Supplied records Block Start

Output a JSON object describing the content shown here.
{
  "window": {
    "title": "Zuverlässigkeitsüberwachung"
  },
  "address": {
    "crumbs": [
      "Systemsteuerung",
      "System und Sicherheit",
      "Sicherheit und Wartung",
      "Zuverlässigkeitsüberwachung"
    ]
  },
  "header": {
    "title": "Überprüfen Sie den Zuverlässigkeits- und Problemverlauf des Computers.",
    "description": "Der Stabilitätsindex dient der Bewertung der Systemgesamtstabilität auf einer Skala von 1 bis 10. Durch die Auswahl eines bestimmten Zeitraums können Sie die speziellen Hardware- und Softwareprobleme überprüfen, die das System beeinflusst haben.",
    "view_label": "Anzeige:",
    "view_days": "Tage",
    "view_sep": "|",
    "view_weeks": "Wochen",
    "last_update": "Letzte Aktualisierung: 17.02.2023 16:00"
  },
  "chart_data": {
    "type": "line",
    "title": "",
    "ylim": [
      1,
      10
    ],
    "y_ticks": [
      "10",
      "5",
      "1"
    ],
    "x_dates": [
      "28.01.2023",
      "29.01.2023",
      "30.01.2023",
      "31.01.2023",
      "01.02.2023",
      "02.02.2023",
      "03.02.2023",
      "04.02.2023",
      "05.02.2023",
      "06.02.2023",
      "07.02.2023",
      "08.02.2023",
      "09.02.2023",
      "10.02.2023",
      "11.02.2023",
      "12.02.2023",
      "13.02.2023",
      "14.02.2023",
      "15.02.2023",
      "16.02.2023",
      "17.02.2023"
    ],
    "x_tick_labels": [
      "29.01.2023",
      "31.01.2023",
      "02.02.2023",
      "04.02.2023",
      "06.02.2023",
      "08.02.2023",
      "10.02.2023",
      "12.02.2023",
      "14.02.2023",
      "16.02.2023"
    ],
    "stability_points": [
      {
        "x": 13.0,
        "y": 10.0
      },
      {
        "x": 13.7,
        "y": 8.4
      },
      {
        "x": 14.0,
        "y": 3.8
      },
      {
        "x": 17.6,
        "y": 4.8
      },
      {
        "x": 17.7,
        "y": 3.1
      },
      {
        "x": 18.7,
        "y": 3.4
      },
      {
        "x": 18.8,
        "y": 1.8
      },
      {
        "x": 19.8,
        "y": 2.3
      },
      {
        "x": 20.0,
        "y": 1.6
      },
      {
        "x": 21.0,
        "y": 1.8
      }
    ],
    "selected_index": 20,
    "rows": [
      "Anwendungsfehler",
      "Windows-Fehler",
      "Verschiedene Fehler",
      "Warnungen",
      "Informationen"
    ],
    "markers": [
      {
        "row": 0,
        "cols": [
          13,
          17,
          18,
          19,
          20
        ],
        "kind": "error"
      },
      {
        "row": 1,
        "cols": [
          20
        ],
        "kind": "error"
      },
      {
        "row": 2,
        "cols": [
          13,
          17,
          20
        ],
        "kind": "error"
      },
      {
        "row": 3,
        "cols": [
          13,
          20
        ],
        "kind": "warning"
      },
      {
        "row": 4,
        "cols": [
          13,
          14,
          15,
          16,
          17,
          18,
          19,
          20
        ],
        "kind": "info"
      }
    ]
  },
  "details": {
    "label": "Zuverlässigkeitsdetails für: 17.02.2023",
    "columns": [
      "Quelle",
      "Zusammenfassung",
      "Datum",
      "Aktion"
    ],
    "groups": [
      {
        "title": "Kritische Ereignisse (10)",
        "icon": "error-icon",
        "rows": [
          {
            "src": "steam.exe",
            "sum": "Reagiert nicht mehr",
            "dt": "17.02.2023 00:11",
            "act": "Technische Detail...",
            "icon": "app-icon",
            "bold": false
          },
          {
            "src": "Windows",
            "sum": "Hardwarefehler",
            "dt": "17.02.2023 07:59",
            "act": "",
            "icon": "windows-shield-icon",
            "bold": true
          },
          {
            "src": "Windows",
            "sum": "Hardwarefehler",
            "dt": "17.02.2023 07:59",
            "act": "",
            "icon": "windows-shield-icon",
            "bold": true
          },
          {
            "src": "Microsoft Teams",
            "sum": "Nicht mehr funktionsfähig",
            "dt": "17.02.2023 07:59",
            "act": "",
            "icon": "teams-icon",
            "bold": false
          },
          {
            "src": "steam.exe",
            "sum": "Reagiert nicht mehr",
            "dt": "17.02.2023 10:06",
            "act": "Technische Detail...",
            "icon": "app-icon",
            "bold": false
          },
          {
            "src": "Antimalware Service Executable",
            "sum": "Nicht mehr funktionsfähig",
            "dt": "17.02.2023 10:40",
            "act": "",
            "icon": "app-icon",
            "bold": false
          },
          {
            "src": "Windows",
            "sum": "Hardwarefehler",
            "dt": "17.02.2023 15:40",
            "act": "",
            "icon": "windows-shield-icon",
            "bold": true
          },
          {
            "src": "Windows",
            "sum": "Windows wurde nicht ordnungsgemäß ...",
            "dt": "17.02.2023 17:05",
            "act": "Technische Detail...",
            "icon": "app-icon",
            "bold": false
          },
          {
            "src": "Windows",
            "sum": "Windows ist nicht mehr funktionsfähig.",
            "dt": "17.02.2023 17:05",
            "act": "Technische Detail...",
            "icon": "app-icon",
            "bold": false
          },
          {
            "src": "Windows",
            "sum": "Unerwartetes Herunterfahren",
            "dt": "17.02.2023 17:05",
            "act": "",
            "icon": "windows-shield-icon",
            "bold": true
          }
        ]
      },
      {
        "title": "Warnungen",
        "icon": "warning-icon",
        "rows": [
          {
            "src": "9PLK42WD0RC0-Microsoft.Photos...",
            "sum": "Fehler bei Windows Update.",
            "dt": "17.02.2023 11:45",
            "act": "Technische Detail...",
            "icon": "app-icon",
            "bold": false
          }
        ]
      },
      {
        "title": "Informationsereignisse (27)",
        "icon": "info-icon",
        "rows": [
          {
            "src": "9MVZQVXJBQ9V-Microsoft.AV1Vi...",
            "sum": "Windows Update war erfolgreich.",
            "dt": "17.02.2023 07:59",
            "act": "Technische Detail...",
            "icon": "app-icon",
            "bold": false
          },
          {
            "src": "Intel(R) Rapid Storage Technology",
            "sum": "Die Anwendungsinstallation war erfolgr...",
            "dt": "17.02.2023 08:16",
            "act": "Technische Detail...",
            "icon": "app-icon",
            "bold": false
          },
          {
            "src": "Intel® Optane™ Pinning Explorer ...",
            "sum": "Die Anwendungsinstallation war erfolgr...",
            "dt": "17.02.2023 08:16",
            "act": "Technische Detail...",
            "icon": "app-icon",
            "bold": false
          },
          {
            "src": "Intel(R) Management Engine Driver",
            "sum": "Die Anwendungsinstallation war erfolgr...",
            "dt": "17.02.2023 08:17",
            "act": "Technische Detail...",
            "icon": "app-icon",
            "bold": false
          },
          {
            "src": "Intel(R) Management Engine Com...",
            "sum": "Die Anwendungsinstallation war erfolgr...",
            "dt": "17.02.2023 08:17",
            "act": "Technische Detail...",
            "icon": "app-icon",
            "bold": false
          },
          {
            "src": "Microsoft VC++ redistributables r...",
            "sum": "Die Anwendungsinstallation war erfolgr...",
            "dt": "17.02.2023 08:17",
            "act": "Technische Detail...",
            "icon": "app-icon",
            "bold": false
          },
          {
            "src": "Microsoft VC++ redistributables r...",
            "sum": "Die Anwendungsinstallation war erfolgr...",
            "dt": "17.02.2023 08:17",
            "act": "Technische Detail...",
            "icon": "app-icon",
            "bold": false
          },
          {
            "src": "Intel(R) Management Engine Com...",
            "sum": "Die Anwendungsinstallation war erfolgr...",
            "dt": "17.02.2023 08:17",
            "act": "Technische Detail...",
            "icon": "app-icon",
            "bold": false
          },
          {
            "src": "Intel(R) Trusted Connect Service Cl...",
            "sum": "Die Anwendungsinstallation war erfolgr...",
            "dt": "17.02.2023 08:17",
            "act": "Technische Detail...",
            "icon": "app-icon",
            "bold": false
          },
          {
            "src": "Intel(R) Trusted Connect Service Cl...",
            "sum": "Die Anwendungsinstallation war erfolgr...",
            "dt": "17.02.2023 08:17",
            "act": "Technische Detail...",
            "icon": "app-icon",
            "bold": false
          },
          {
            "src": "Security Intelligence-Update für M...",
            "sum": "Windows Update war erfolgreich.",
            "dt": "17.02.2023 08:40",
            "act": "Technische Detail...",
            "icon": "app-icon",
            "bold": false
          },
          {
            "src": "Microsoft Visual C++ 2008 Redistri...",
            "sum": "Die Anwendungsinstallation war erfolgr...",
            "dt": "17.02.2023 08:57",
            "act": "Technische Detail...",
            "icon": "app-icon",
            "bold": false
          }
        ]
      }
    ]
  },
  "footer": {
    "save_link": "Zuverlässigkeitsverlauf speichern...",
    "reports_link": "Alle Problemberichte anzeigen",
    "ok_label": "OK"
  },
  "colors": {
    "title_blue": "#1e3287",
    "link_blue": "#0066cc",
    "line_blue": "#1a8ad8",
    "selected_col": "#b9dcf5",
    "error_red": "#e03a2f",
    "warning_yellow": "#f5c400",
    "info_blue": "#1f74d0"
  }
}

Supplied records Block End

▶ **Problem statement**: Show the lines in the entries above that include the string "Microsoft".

▶ **Task response**:
            "src": "Microsoft Teams",
            "src": "9PLK42WD0RC0-Microsoft.Photos...",
            "src": "9MVZQVXJBQ9V-Microsoft.AV1Vi...",
            "src": "Microsoft VC++ redistributables r...",
            "src": "Microsoft VC++ redistributables r...",
            "src": "Microsoft Visual C++ 2008 Redistri...",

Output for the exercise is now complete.